Dated : Aug 22, 2022
You have been in the business world for many years, or maybe you just graduated – either way, you are now an expert with all the “rules” that will help you put together the perfect Supply Chain.
Enter the year 2022. Suddenly, your business is in trouble. Your raw materials are not arriving on time. Your production has come to a stop due to missing components. Your work force is frustrated by production delays. But you have not changed your rules of engagement. Is that the problem?
The most over-used, but continuously applicable, term heard over the past few years is “Supply Chain Disruption”.
Factors including geopolitical issues related to global warming, political turbulence throughout the world, the Covid-19 pandemic, and the Ukraine-Russia war, have resulted in Supply Chain turmoil going into high gear.
Supply Chain disruptions are changing the rules of Supply Chain Planning (SCP). Many of our manufacturing and process improvements over the last few decades have greatly reduced our lead times, costs, and efficiencies. Are they still effective in today’s world? They certainly deserve a second look. We have selected three different SC concepts that have been successfully used over the past several years and discuss some of the changes that may need to be considered.
Traditionally, the concepts of JIT are quite simple (although not always easy to implement).
Although the cost, efficiency and cash flow benefits are certainly huge benefits of JIT, we also introduced many risks in the process.
The recent SC disruptions have augmented the risk factors due to the impact of both the demand and supply components of the supply chain. JIT inventory policies rely on optimistic levels of demand and supply variations. Demand in many cases has either hit unprecedented levels (cleaning and health supplies) or dropped over the cliff (restaurant and travel industries). Labor and material shortages have caused a serious impact on supply. The shortage of even one component could shut down a production facility. This steady stream of JIT supply, production and demand has virtually ceased to be reliable. Standard risk management methods were not enough to prepare for the extreme volatility that we have seen in the past two years.
Can we now afford to be “too lean”? Is JIT doomed? Or does it simply need to be transformed? Cost is an incredibly powerful driver; therefore, JIT inventory will not go away. Some of the inventory rules will however need to be relaxed. We need to consider a shift from JIT inventory to “Just-in-case” inventory, for example, especially for our critical components. We also need to revisit our key performance indicators. If your main objective is to minimize inventory, and you are measured on this objective, you run the risk of unprecedented levels of unpreparedness. A pandemic-type of occurrence will be virtually impossible to navigate through.

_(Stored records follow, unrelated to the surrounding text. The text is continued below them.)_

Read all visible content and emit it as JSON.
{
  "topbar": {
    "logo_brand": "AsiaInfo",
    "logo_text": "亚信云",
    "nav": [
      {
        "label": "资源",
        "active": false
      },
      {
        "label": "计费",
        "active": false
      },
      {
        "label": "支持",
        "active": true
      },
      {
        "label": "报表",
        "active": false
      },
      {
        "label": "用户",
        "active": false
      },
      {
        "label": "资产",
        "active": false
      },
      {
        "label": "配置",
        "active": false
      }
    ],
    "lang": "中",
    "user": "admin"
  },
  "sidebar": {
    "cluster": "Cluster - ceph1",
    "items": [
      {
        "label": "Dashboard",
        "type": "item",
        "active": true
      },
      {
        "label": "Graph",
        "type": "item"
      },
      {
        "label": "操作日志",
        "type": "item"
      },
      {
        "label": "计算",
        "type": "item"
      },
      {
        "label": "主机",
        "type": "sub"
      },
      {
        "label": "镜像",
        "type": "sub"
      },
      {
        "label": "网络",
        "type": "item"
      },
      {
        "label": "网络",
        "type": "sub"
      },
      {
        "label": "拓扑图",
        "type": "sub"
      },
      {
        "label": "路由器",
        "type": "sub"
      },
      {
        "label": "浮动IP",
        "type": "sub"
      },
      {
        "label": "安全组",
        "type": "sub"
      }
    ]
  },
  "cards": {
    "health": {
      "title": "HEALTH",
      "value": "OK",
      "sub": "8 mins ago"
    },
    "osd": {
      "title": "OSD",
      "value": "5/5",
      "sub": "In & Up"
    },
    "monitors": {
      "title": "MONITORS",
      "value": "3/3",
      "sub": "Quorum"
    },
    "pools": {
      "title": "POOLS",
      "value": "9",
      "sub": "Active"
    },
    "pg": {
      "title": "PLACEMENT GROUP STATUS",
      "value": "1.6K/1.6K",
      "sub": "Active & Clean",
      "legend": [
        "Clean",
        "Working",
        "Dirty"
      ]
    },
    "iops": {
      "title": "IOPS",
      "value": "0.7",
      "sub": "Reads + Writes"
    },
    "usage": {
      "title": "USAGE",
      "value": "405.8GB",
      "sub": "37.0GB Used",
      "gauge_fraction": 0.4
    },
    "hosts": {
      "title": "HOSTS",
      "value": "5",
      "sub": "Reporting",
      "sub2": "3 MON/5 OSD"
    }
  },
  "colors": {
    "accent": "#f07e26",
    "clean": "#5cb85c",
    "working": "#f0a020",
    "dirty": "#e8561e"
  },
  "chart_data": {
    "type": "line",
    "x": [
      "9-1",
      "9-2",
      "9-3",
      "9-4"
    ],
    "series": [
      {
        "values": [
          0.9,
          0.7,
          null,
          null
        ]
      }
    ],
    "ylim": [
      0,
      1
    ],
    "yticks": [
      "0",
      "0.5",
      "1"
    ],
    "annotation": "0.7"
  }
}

What are some of the transformations we need to consider to better prepare for the next disruption? Consider some of the following ideas:
To be continued
Part 2: Revisiting our Global Sourcing Rules
Part 3: A new approach to Vendor Selection and Supplier Performance Measurements